  5. Honor your father and your mother, so that you may live long in the land the Lord your God is giving you.
  6. You shall not murder.
  7. You shall not commit adultery.
  8. You shall not steal.
  9. You shall not give false testimony against your neighbor.
  10. You shall not covet your neighbor's house. You shall not covet your neighbor's wife, or his manservant or maidservant, his ox or donkey, or anything that belongs to your neighbor.

This seems to me a simple place to start and while other biblical passages may add to this I think these are simple and easy enough to adhere to without confusion.

Wednesday, September 12, 2007

I received this article via email My initial thought was "What great insight on why the marriage/ successful marriage stats for my age group are so dismal" I even planned to buy the book. However, after I good night's sleep, I realized this is yet another book instructing women on what to do solve what is a "Masculine Crisis". Of course, it makes perfect economic sense to write a book like this for women - we buy books like don't....

The problem is too many people continue to assume (including the author of this book) that if a woman changes her behavior a man will behave differently .... And in some cases that assumption may in fact be correct. However, in marriage that approach has a fundamental flaw - it will not result in changing a man's beliefs or values or result in sustainable behavior. Another problem with this approach is MEN (individually and collectively) need to be responsible for solving their crisis by dealing with it openly and honestly. Leadership, masculine leadership and accountability are required to solve this problem.

And the most exhausting problem created by "women can fix-it" approach is that is forces women into a long-term pattern of behavior geared to "getting" men to behave like honorable, responsible adult MEN (I intentionally did not use the word male, because this issue goes beyond biology and basic gender).
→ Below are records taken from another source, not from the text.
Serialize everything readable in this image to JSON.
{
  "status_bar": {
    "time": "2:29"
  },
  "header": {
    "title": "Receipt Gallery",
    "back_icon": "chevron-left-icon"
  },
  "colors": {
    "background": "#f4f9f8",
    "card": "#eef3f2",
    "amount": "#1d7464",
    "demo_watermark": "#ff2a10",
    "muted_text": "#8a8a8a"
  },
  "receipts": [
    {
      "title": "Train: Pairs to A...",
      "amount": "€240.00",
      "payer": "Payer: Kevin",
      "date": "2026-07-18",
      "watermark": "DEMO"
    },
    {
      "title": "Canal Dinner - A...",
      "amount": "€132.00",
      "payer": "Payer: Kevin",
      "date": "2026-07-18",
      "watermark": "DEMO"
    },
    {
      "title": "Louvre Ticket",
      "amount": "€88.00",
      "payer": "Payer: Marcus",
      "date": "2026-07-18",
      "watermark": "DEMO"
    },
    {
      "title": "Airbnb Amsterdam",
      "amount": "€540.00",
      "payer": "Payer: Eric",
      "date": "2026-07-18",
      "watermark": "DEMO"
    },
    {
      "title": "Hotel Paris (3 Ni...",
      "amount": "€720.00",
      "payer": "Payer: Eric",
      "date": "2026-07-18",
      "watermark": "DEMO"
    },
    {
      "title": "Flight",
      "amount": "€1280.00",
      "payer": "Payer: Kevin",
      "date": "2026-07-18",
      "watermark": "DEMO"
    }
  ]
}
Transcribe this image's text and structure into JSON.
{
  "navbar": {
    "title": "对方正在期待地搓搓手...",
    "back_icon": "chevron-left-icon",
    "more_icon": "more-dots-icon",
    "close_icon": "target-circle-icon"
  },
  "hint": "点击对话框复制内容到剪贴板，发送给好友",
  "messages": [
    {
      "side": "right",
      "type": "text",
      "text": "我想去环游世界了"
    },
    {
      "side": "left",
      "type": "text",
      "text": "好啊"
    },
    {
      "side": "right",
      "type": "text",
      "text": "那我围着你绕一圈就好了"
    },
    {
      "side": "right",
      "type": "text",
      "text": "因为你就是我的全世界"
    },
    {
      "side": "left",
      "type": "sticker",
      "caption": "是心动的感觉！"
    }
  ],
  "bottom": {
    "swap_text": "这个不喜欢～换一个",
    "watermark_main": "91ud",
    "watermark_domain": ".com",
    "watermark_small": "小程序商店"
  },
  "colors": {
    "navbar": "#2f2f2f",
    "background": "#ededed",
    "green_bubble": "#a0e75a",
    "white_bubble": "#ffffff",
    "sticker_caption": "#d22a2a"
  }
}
So my question is when will the MEN step into leadership and seek to help each other grow and heal?